Objective: To determine the association of symptom burden to work limitation among working survivors of malignant brain tumors.
Methods: Working adults with malignant brain tumors (n = 95) and a non-cancer comparison (n = 131) group completed a web-based questionnaire. Measures of demographics, tumor type and treatment, fatigue, emotional distress, cognitive limitations, and factors that can positively impact work, including health behaviors and problem solving, were obtained.
Results: Survivors of malignant brain tumors reported higher levels of work limitations and time off from work than the non-cancer group. Higher levels of symptom burden, lower levels of health behaviors, and more negative problem solving orientation were characteristic of the brain tumor survivor group. These variables were not differentially associated with work limitations among brain cancer survivors or the comparison group.
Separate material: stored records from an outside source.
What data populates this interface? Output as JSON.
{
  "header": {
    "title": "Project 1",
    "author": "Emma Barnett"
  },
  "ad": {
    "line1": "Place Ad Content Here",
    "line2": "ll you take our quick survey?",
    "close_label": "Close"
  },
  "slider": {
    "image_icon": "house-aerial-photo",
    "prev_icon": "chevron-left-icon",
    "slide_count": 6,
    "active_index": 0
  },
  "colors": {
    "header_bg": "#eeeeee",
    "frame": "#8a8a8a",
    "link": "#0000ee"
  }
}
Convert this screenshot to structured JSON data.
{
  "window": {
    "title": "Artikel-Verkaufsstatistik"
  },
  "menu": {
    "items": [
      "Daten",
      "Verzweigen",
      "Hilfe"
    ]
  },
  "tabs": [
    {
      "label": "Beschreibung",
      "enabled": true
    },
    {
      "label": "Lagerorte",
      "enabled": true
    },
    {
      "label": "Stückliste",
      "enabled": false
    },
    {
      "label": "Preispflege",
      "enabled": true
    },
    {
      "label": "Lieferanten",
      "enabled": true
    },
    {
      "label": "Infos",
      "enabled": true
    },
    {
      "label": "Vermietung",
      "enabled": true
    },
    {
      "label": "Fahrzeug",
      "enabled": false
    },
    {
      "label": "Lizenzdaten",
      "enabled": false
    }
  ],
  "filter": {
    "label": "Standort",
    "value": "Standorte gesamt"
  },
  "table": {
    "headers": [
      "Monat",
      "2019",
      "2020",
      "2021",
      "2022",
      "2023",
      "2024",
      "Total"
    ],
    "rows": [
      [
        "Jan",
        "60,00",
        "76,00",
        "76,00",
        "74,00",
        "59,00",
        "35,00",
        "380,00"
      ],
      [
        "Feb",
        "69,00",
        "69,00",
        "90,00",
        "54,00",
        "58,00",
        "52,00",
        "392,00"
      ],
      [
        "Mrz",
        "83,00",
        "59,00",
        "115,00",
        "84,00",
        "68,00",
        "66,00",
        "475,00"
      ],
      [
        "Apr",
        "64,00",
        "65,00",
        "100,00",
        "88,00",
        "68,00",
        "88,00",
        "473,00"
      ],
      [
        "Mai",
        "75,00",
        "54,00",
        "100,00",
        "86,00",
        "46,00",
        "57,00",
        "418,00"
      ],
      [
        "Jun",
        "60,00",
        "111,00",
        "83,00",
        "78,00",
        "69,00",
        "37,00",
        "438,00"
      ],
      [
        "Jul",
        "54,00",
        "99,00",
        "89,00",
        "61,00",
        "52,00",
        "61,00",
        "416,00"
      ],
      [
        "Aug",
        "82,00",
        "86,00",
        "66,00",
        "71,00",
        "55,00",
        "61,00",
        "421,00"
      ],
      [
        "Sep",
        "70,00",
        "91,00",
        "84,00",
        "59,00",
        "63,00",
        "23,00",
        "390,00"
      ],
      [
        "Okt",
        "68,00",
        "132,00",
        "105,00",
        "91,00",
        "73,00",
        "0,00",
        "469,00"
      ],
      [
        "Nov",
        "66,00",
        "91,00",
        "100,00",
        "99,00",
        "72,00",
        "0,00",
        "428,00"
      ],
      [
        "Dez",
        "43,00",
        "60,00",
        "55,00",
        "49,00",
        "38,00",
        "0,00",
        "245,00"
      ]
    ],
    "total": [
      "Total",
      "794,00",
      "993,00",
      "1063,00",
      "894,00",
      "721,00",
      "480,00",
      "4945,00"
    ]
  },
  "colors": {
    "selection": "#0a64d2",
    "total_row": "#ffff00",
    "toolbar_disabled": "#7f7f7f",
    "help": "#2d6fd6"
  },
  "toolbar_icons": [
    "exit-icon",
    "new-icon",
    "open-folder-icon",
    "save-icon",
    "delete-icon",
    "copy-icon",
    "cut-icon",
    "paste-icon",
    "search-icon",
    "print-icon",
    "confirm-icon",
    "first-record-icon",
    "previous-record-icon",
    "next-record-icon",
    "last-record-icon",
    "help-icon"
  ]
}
Depressive symptoms, fatigue, cognitive limitations, sleep, and negative problem solving orientation were independently associated with work limitations, accounting for 65% of the variance in work limitations.
Conclusions: Despite higher levels of burden, poorer health behaviors, and negative problem solving coping style, modifiable factors account for most of the variance in work limitations for both groups. Efforts to modify these variables should be evaluated.